De la Cadena rejects my assertion that differences in class and purchasing-power are common parameters through which power can be gauged and challenged—somehow implicating my position as reinforcing such differences—but we will not make those differences go away by subscribing to a runakuna ontology. Had [20]I attended the Lima meeting that she mentions, I would have acknowledged the promotion of such a perspective but probably observed that I do not share it. As de la Cadena herself has noted, that ontology was not what saved Ausangate. To imply that my phrase “accommodation to modernity” is “benevolent” is quite misguided, but my critique of modernity would focus on unraveling its own cultural peculiarities rather than resorting to ontologies that have proven incapable of resisting it. An anthropology that truly transcends coloniality must seriously subject modernity itself to cultural critique—not simply by attempting to resurrect that which modernity has supplanted but by identifying its own cultural logic.

It is also quite misguided to suggest that I have claimed that neoliberalism does not have “colonialist and modernist aspirations for uniformity,” or that I have positioned myself “within that uniformity.” The underlying uniformity of neoliberalism pertains to the universal solubility of exchange values—commodifying Andean “shamans” and mountains alike—but the insidiousness of neoliberal logic is that the superficially democratic approach of multiculturalism tends to render the specific cultural content of human lives arbitrary, as long as people adhere to the premises of the market. Rather than endorsing this dissolution of meaning—as something more existentially profound than adopting a fashion, enjoying folk music, or choosing a restaurant—a truly de-colonial anthropology would need to expose the cultural foundations of the market itself. Neoliberal concessions to diversity are instrumental to market logic at the submerged level where this logic is rarely questioned.

Contrary to de la Cadena, I have argued that to talk about people’s relations to mountains is not equivalent to talking about those people or those mountains. Relations should not be objectified into features of people or landscapes. It is finally unclear if de la Cadena thinks of earth-beings as denoting human-environmental relations or features of mountains. Does Ausangate actually have agency? Can earth-beings purposefully cause bus accidents? De la Cadena’s ambiguous translation of runakuna relationism risks converging with the touristic reification of rural Peruvians into “shamans” and their mountains into “earth-beings”—precisely the objectified selves and objectified landscapes that are so diagnostic of modernity.

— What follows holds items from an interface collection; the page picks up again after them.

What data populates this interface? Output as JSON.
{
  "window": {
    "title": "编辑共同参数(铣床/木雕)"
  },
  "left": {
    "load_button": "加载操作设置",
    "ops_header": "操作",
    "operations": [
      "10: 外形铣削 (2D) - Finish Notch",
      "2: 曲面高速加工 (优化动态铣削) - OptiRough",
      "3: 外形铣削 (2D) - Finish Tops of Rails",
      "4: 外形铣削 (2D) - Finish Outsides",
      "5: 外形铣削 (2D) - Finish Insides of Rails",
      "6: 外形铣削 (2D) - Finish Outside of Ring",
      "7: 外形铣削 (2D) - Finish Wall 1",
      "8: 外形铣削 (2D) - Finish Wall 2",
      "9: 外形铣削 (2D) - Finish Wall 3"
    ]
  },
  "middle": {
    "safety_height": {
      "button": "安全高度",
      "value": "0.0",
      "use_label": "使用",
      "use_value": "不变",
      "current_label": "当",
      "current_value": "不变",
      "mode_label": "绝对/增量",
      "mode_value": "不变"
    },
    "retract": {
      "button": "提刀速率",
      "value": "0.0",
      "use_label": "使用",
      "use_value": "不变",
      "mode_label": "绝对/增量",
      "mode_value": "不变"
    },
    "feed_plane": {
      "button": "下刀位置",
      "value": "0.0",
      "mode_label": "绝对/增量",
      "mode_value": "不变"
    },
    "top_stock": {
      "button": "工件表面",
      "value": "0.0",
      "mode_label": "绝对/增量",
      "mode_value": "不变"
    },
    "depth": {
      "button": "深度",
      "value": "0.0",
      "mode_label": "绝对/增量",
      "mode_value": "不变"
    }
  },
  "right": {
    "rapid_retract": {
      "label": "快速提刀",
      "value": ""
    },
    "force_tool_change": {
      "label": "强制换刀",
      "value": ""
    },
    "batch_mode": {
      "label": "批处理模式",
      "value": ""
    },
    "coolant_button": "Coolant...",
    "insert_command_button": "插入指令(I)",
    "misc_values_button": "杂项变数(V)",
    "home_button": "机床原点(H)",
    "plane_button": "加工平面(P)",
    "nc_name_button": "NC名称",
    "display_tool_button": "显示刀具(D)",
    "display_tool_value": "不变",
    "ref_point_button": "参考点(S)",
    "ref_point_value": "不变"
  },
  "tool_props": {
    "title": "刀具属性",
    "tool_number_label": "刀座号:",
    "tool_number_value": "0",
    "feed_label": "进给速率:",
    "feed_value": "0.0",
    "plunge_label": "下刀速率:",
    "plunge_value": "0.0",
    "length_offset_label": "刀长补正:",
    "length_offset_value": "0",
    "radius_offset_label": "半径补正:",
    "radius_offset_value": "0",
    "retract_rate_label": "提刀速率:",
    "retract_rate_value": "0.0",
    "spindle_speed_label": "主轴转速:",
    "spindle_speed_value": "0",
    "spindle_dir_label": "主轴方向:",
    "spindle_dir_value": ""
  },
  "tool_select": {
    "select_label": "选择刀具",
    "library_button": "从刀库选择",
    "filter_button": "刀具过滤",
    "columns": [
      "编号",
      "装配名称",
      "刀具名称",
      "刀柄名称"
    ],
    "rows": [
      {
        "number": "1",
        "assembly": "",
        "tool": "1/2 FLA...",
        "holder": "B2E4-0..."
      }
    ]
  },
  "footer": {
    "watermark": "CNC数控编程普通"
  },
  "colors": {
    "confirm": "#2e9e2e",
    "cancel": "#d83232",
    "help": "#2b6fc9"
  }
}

I would not agree with de la Cadena that my analysis is “hasty” or that I need to be “calmed down,” but I admit to having certain convictions about the logic and the consequences of extractivism, and about the implications of these convictions for political positioning. These convictions do not include attributing animateness to mountains or endorsing attempts to communicate with them—no more than I believe that prayers will stop climate change. While indigenous claims about the sanctity of a mountain may at times serve to protect it from extractivism (Hornborg 1994), to sympathize with the political effects of those claims is not equivalent to subscribing to indigenous ontology.

I am disappointed that de la Cadena has not responded to several of the questions I posed in my review, so I repeat some of them here. Should anthropologists be prepared to adopt any conviction they encounter, or is skepticism or even denial at times appropriate? Does the Christian God (and associated artifacts) have political agency? Is the exclusion of earth-beings from legal discourse more deplorable than secularization in general?[21]


Bloor, David. 1999. “Anti-Latour.” Studies in History and Philosophy of Science 30 (1): 81–112.

de la Cadena, Marisol. 2015. Earth beings: Ecologies of practice across Andean worlds. Durham, NC: Duke University Press.

Hornborg, Alf. 1994. “Environmentalism, ethnicity and sacred places: Reflections on modernity, discourse and power.” Canadian Review of Sociology and Anthropology 31:245–67.

———. 2017. “Dithering while the planet burns: Anthropologists’ approaches to the Anthropocene.” Reviews in Anthropology 46 (2–3): 61–77.


Alf Hornborg
Human Ecology Division
Lund University
ölvegatan 10, Lund